An Alternative For Credit. The group intends to assist legislators during next year’s session in Topeka.
Catholic Charities is among the nonprofits pushing for tighter guidelines. The people of the coalition include churches and community companies, stated Shanae’ Holman, an organizer with Topeka JUMP, the combined team this is certainly leading the push.
“There are other states who’ve implemented guidelines that offer you how income that is much what percentage of one’s check can visit a repayment,” Holman stated. “Those are the kinds of laws that people wish to see,”
She wishes Kansas to need longer loan durations so borrowers aren’t struck with charges if they can’t satisfy quick repayment deadlines.
Presently, the maximum period for a pay day loan into the state is thirty days. In contrast, borrowers of little loans in Colorado will need to have at the very least 6 months to back pay them, without any optimum loan period. In Ohio, borrowers have actually between 91 and 365 times to cover back once again that loan. The repayment must be less than 7% of the borrower’s net income if the period of the loan is less than 91 days.
Both states set annual interest levels near 30%. Some states control payday advances the same manner they do other customer loans. But Kansas is similar to almost every other states, permitting interest that is annual of 391%. Which means a two-week loan of $500 at 15% interest can price a client very nearly $2,000 during the period of per year.
The team intends to utilize legislators during next year’s session in Topeka.
It’s the very first time that such a big team has arranged across the cause, stated Jeanette Pryor, a lobbyist for the Kansas Catholic Conference. Pay day loan reform is a perennial subject at the Statehouse, she stated, however it’s difficult to persuade lawmakers to boost laws.
“That was something which we heard at first. ‘Why can’t a grown-up produce a logical choice on their particular? Why do we need to legislate this?’” she said. “The bigger the coalition, the greater amount of possibilities to teach legislators.”
Nick Bourke could be the director of customer finance at Pew Charitable Trusts. It pushes for reform of pay day loan laws and regulations. He stated reform is very long overdue in Kansas, which hasn’t updated its pay day loan guidelines since 2005.
“It’s possible to present small-dollar credit, even to individuals with damaged credit records, for not as cash than exactly exactly what Kansans are spending now,” he stated. “But Kansas legislation are outdated.”
In 2014, Pew Charitable Trusts conducted research on pay day loan usage in each state. The corporation unearthed that 8% of Kansas residents had utilized payday advances in modern times, greater than the nationwide average of 5.5%. The typical earnings for a debtor had been $30,000.
Any office of this State Bank Commissioner, David Herndon, which regulates loans and penalizes loan providers for breaking the principles, declined become interviewed in individual or higher the telephone, but did respond to questions through e-mail.
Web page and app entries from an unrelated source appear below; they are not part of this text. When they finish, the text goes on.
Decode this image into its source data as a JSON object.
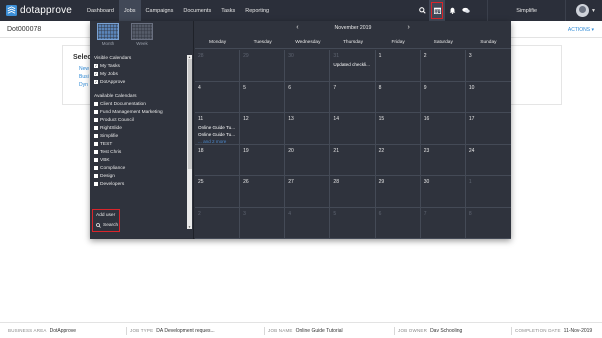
{
  "brand": {
    "name": "dotapprove",
    "color": "#3b8ed6"
  },
  "nav": {
    "links": [
      "Dashboard",
      "Jobs",
      "Campaigns",
      "Documents",
      "Tasks",
      "Reporting"
    ],
    "active_index": 1,
    "icons": [
      "search-icon",
      "calendar-icon",
      "bell-icon",
      "chat-icon"
    ],
    "user": "Simplifie"
  },
  "page": {
    "title": "Dot000078",
    "actions_label": "ACTIONS ▾",
    "card_title": "Select",
    "card_links": [
      "New",
      "Busi",
      "Dyn"
    ]
  },
  "calendar": {
    "view_buttons": [
      "Month",
      "Week"
    ],
    "visible_header": "Visible Calendars",
    "visible": [
      {
        "label": "My Tasks",
        "checked": true
      },
      {
        "label": "My Jobs",
        "checked": true
      },
      {
        "label": "DotApprove",
        "checked": true
      }
    ],
    "available_header": "Available Calendars",
    "available": [
      "Client Documentation",
      "Fund Management Marketing",
      "Product Council",
      "RightSlide",
      "Simplifie",
      "TEST",
      "Test Chris",
      "VBK",
      "Compliance",
      "Design",
      "Developers"
    ],
    "add_user": "Add user",
    "search": "Search",
    "month_label": "November 2019",
    "prev": "‹",
    "next": "›",
    "day_headers": [
      "Monday",
      "Tuesday",
      "Wednesday",
      "Thursday",
      "Friday",
      "Saturday",
      "Sunday"
    ],
    "weeks": [
      [
        {
          "d": "28",
          "dim": true
        },
        {
          "d": "29",
          "dim": true
        },
        {
          "d": "30",
          "dim": true
        },
        {
          "d": "31",
          "dim": true,
          "events": [
            "Updated checkli..."
          ]
        },
        {
          "d": "1"
        },
        {
          "d": "2"
        },
        {
          "d": "3"
        }
      ],
      [
        {
          "d": "4"
        },
        {
          "d": "5"
        },
        {
          "d": "6"
        },
        {
          "d": "7"
        },
        {
          "d": "8"
        },
        {
          "d": "9"
        },
        {
          "d": "10"
        }
      ],
      [
        {
          "d": "11",
          "events": [
            "Online Guide Tu...",
            "Online Guide Tu..."
          ],
          "more": "... and 2 more"
        },
        {
          "d": "12"
        },
        {
          "d": "13"
        },
        {
          "d": "14"
        },
        {
          "d": "15"
        },
        {
          "d": "16"
        },
        {
          "d": "17"
        }
      ],
      [
        {
          "d": "18"
        },
        {
          "d": "19"
        },
        {
          "d": "20"
        },
        {
          "d": "21"
        },
        {
          "d": "22"
        },
        {
          "d": "23"
        },
        {
          "d": "24"
        }
      ],
      [
        {
          "d": "25"
        },
        {
          "d": "26"
        },
        {
          "d": "27"
        },
        {
          "d": "28"
        },
        {
          "d": "29"
        },
        {
          "d": "30"
        },
        {
          "d": "1",
          "dim": true
        }
      ],
      [
        {
          "d": "2",
          "dim": true
        },
        {
          "d": "3",
          "dim": true
        },
        {
          "d": "4",
          "dim": true
        },
        {
          "d": "5",
          "dim": true
        },
        {
          "d": "6",
          "dim": true
        },
        {
          "d": "7",
          "dim": true
        },
        {
          "d": "8",
          "dim": true
        }
      ]
    ]
  },
  "footer": [
    {
      "key": "BUSINESS AREA",
      "value": "DotApprove"
    },
    {
      "key": "JOB TYPE",
      "value": "DA Development reques..."
    },
    {
      "key": "JOB NAME",
      "value": "Online Guide Tutorial"
    },
    {
      "key": "JOB OWNER",
      "value": "Dav Schooling"
    },
    {
      "key": "COMPLETION DATE",
      "value": "11-Nov-2019"
    }
  ]
}
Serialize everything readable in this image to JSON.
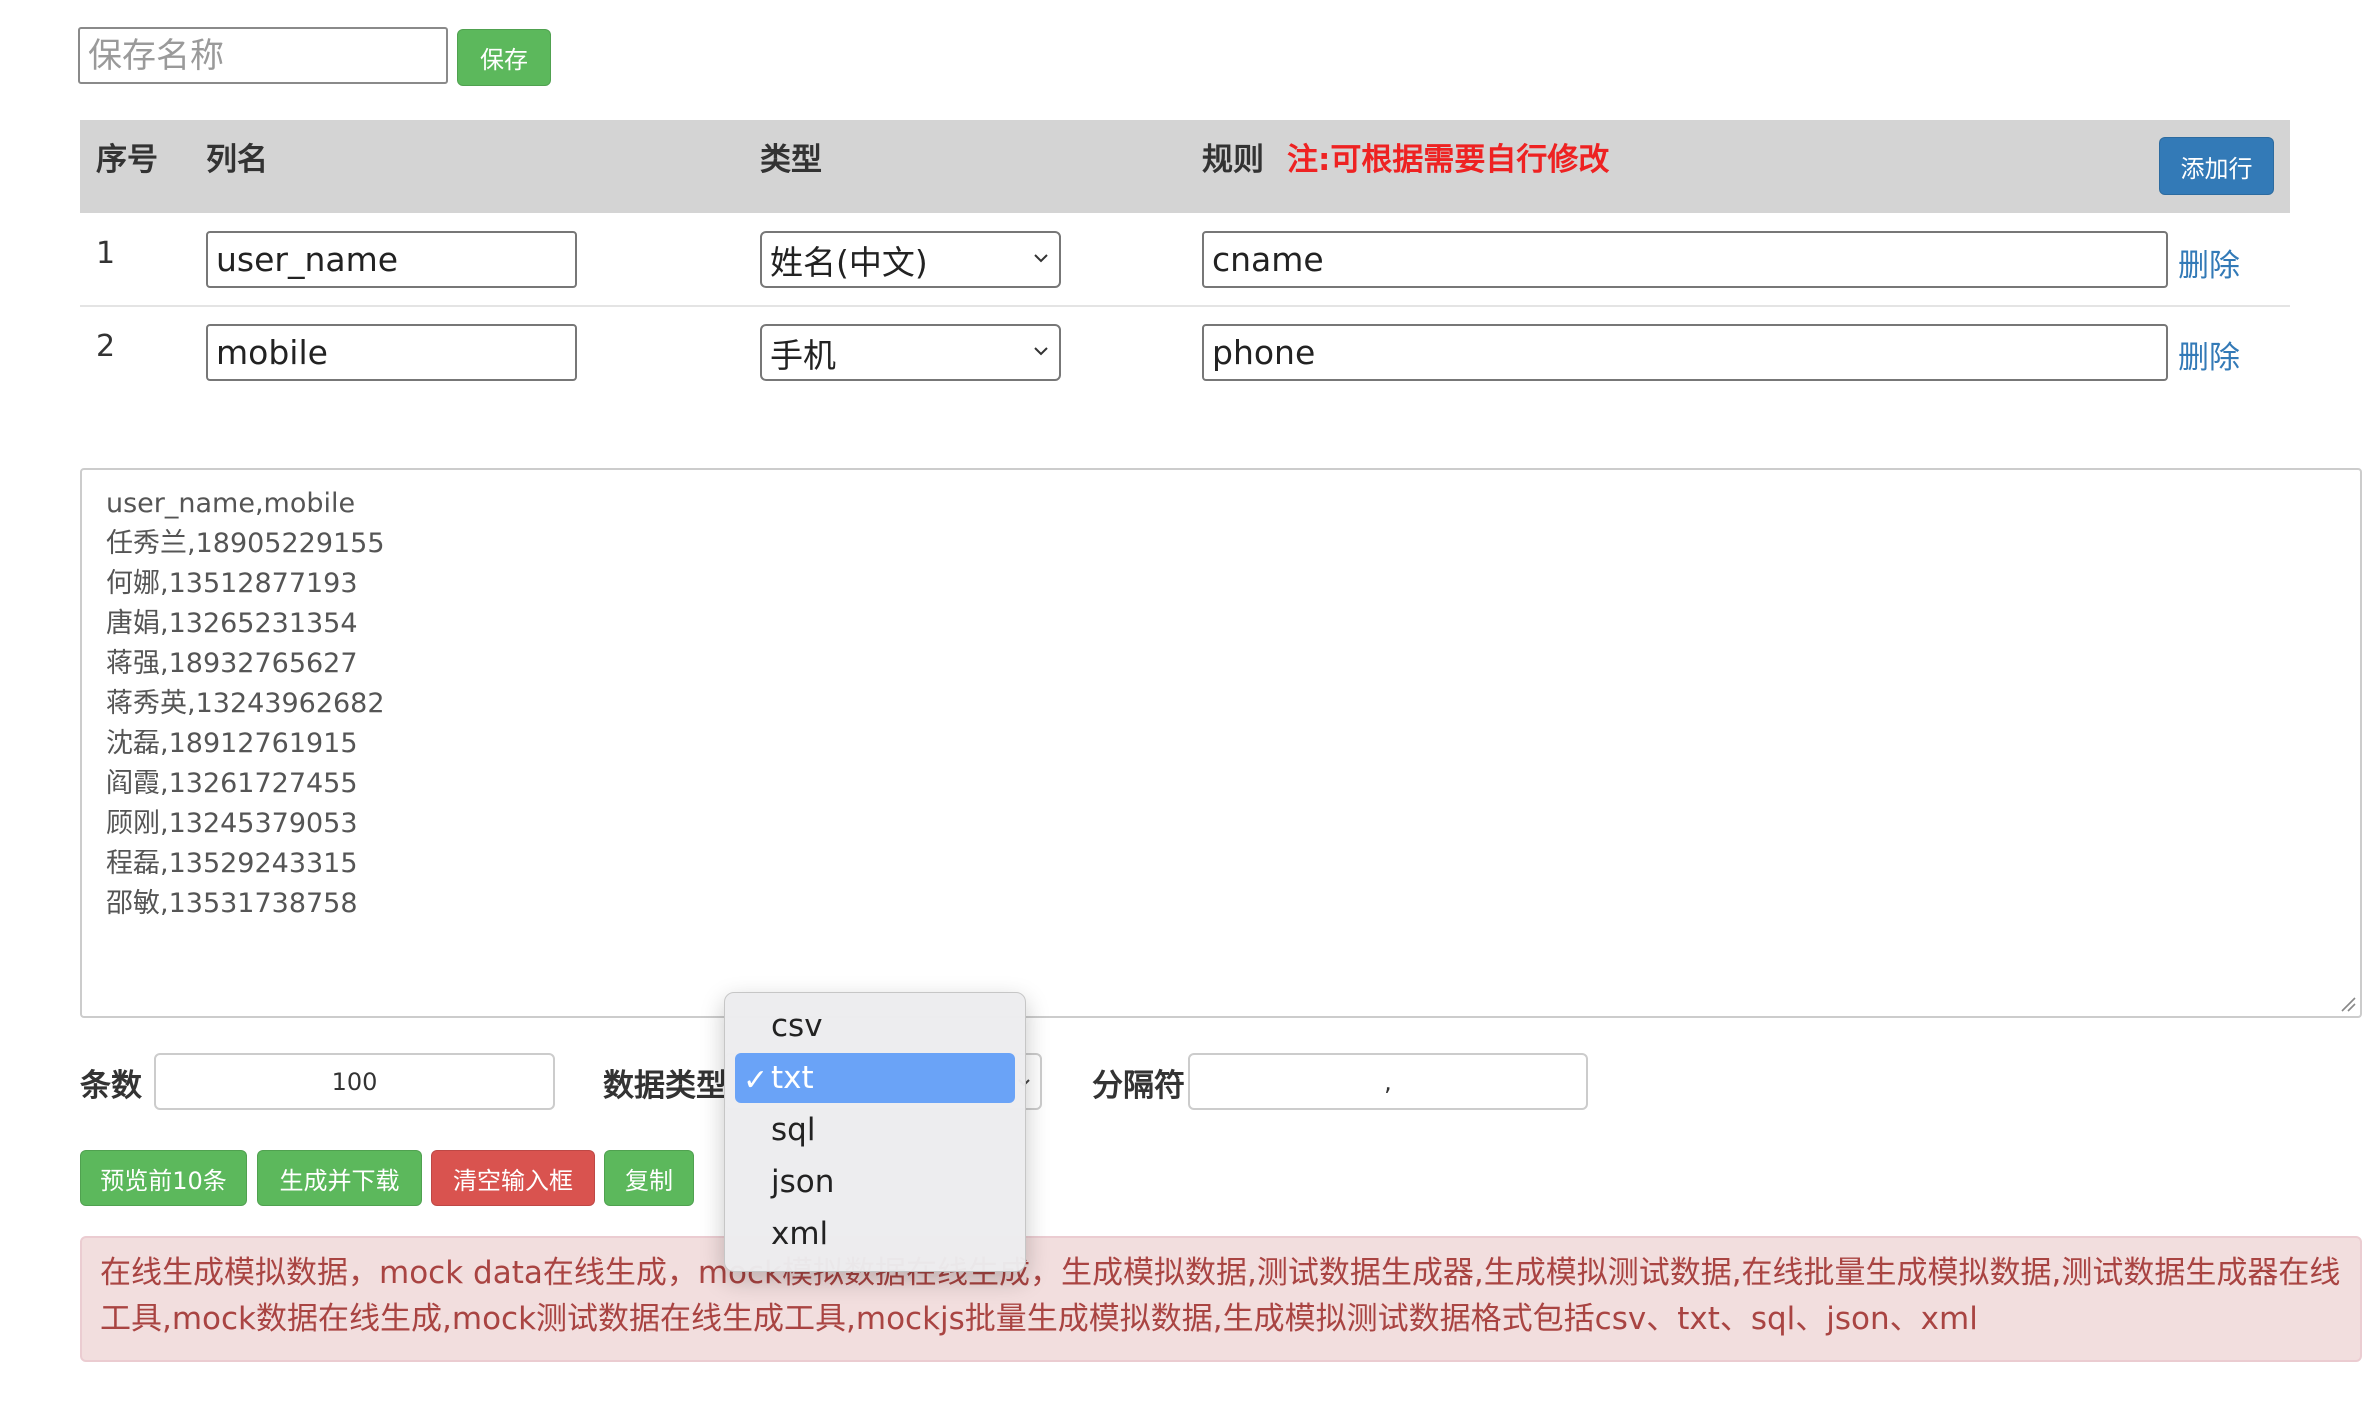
{
  "save": {
    "placeholder": "保存名称",
    "button": "保存"
  },
  "table": {
    "headers": {
      "index": "序号",
      "column": "列名",
      "type": "类型",
      "rule": "规则",
      "note": "注:可根据需要自行修改"
    },
    "add_row_button": "添加行",
    "rows": [
      {
        "index": "1",
        "column": "user_name",
        "type": "姓名(中文)",
        "rule": "cname",
        "delete": "删除"
      },
      {
        "index": "2",
        "column": "mobile",
        "type": "手机",
        "rule": "phone",
        "delete": "删除"
      }
    ]
  },
  "output": {
    "lines": [
      "user_name,mobile",
      "任秀兰,18905229155",
      "何娜,13512877193",
      "唐娟,13265231354",
      "蒋强,18932765627",
      "蒋秀英,13243962682",
      "沈磊,18912761915",
      "阎霞,13261727455",
      "顾刚,13245379053",
      "程磊,13529243315",
      "邵敏,13531738758"
    ]
  },
  "options": {
    "count_label": "条数",
    "count_value": "100",
    "datatype_label": "数据类型",
    "separator_label": "分隔符",
    "separator_value": ","
  },
  "actions": {
    "preview": "预览前10条",
    "generate": "生成并下载",
    "clear": "清空输入框",
    "copy": "复制"
  },
  "dropdown": {
    "options": [
      "csv",
      "txt",
      "sql",
      "json",
      "xml"
    ],
    "selected": "txt"
  },
  "notice": {
    "text": "在线生成模拟数据，mock data在线生成，mock模拟数据在线生成，生成模拟数据,测试数据生成器,生成模拟测试数据,在线批量生成模拟数据,测试数据生成器在线工具,mock数据在线生成,mock测试数据在线生成工具,mockjs批量生成模拟数据,生成模拟测试数据格式包括csv、txt、sql、json、xml"
  },
  "colors": {
    "green": "#5cb85c",
    "red": "#d9534f",
    "blue": "#337ab7",
    "note_red": "#ee2222",
    "notice_bg": "#f2dede",
    "notice_text": "#a94442",
    "dropdown_selected": "#6aa3f7"
  }
}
Deputy Bank Commissioner Tim Kemp stated the agency just enforces law that is existing does not consider in on proposed modifications.
Attorney General Derek Schmidt’s workplace, which takes customer complaints about payday advances, declined requests that are multiple interviews and information.
Payday loan providers say they provide credit that is affordable the big percentage of People in america who don’t have sufficient cash to pay for an urgent situation cost. Town Financial solutions Association of America, a market team for small-dollar loan providers, declined an interview because of scheduling conflicts, but sent a declaration through e-mail.
“Small-dollar loans in many cases are minimal high priced choice for consumers,” said CFSA president D. Lynn DeVault into the declaration. “Particularly in comparison to bank costs — including protection that is https://badcreditloanshelp.net/payday-loans-vt/ overdraft bounced checks — or unregulated overseas internet loans and charges for belated bill payments.”
Some Kansas clients, like Keri Strahler of Topeka, state the loans are helpful.
Strahler doesn’t work, & most of her income arises from Social safety impairment insurance coverage. This season, she took down three pay day loans to pay for debt that is medical and stated she’sn’t had difficulty paying them back once again.
She understands people that are many the loans as predatory. But also for Strahler, borrowing has relieved more anxiety than it is triggered. Her bank cards had been already maxed out, and the loans helped her don’t be taken fully to court or needing to offer her furniture to pay for her financial obligation.
“I find the payday advances because i needed them instantly addressed,” she said. “It’s been very helpful.”
Humphrey, of Catholic Charities, acknowledges the loans are a good idea for a few clients. The real question is perhaps the continuing state will keep other people from being exploited.
“I’m maybe maybe not saying there’s perhaps perhaps not a location for them,” Humphrey stated. “(But) can there be an easy method to complete whatever they achieve this that it is not devastating families?”